Oklahoma medical experts tackle state’s ‘mixed messages’ on coronavirus

Members of the Healthier Oklahoma Coalition want to communicate with the public directly on hospital and ICU capacity, worker shortages and more

  • Catherine Sweeney

Expressing concerns that the state’s pandemic response has been fraught with mixed messaging, some of Oklahoma’s top medical professionals are addressing the public themselves.

Earlier this year, they formed the Healthier Oklahoma Coalition. It includes advocates for the state’s medical workers, hospital administrators, epidemiologists and others who are parting from the rosy picture officials have painted up until this point.

They held a briefing on Tuesday, in which several members contradicted communications coming out of the governor’s office and from state health officials. Hospital capacity is spent, they said.

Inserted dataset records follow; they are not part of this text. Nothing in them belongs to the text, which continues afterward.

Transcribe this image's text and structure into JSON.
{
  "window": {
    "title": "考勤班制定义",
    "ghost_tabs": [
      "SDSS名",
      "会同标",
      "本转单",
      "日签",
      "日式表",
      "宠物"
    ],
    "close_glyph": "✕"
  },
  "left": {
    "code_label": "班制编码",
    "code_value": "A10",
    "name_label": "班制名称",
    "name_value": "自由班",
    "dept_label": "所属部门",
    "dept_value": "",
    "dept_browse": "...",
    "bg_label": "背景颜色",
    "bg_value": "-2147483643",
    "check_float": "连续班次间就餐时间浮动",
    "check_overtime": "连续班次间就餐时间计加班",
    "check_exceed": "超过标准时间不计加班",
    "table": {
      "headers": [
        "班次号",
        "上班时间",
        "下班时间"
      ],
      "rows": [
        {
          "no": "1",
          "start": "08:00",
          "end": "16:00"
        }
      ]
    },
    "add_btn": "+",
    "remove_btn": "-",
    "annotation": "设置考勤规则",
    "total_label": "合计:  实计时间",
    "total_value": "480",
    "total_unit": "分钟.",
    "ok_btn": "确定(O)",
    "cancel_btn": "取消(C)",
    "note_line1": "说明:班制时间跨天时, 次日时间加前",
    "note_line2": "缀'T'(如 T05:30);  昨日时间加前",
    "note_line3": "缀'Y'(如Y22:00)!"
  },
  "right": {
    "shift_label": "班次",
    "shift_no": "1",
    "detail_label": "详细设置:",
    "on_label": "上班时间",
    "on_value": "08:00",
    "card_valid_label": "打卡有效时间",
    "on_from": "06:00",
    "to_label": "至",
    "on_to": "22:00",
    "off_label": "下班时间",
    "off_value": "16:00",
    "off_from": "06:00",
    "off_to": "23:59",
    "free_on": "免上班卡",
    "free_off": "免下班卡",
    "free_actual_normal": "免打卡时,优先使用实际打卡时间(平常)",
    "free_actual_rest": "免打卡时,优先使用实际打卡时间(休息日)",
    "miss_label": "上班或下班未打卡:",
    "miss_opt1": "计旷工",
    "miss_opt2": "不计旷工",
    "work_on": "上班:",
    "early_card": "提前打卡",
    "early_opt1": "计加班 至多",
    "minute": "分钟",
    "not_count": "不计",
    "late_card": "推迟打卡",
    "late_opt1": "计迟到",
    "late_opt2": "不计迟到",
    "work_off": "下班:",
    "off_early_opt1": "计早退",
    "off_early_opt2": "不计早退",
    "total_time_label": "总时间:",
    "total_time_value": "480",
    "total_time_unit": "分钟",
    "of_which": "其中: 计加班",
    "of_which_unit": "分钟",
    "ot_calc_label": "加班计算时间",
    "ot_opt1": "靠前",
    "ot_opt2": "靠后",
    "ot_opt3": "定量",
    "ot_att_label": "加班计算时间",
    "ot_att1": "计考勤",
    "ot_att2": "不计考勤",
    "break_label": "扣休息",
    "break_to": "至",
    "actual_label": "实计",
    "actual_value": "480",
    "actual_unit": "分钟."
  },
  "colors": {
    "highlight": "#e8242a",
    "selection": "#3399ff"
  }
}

So is the work force. Some recommended statewide mask mandates and criticized the state’s decision to restrict business hours instead. But the overarching theme of the briefing was that Oklahoma has been getting ineffective mixed messaging and needs to hear from doctors and health professionals themselves.

Dr. Jean Hausheer is the former president of the state medical association and the coalition’s coronavirus lead. On Tuesday, she said that the group needed to level the playing field in coronavirus communication.

“We’re going to be speaking for ourselves, directly to the public,” she said.

One of the top concerns has been the state’s insistence that hospital capacity is not under threat. Oklahoma’s coronavirus hospitalizations have been growing consistently for months, breaking records nearly every day. ICU vacancy rates have been in the single digits. But as recently as a couple of weeks ago, state health officials accused critics of fearmongering about hospital shortages. One accused hospitals of using scare tactics against Oklahomans.

Comanche County Memorial Hospital’s chief medical officer, Dr. Scott Michener, has been ringing alarm bells. His hospital in Lawton is seeing its ICU hit 120 percent of capacity. That means spillover into other departments, such as the emergency department, and wait lists. He said that Comanche Memorial’s experience is not unique; hospitals across the state are seeing the same problems.

“There’s only so much staff that we have, and so manby beds that we have, and we can’t do more than that,” he said. “And we’ve been screaming that. We’ve been screaming that for days on end. And so now, what’s going to keep us from being El Paso? What’s going to keep us from being New York? A lot of us don’t see anything that’s going to keep us from that.”

He criticized state officials, and Gov. Kevin Stitt specifically, for misunderstanding the terminology about bed shortages. A bed with no staff to treat the patient in it is rendered useless.

“There’s a big disconnect between what the governor sees as a bed and what is really a bed,” he said. “It’s easy to say you can wheel a bed in a room… You can’t create an ICU nurse. You can’t create a respiratory therapist.”

Oklahoma Nurses Association CEO Jane Nelson also criticized the state’s response to health worker shortages. She said that because Oklahoma has to compete with other states for nurses, she and other professionals have asked state officials to use federal coronavirus relief funding to recruit. She hasn’t heard back, she said.

She also criticized the state for its proposal to allow coronavirus-infected physicians, nurses and staff to continue working if asymptomatic.

“It is a mixed message to the public to allow asymptomatic COVID-positive nurses, physicians and other health care workers to work,” she said. “They need to be home quarantining like the rest of the public.”

Dr. George Monks, the president of the Oklahoma State Medical Association, has been calling for a statewide mask mandate for weeks. Of all coronavirus precaution and control measures, he said, that is one with the least fallout.

“That’s the low-hanging fruit,” he said.

He said it was confusing that the state instead chose to restrict business. This month, Stitt and the department of health announced it would require bars and restaurants to close their indoor services by 11 p.m. every night. Monks said that decisions like that affect people’s livelihoods, whereas a mask mandate won’t.

Some of their messaging did align with state officials’. They recommended Oklahomans continue practicing the three main measures: washing hands, social distancing, and wearing a mask. They said it was critical to get vaccinated, for the flu now and for the coronavirus when it’s available. Like Oklahoma’s metro mayors, former state epidemiologist Aaron Wendelboe recommended cutting down on eating indoors and visiting enclosed spaces as much as possible.

Hausheer said this won’t be the group’s last briefing.

“You have our word,” she said. “We will be here, and we are not leaving you.”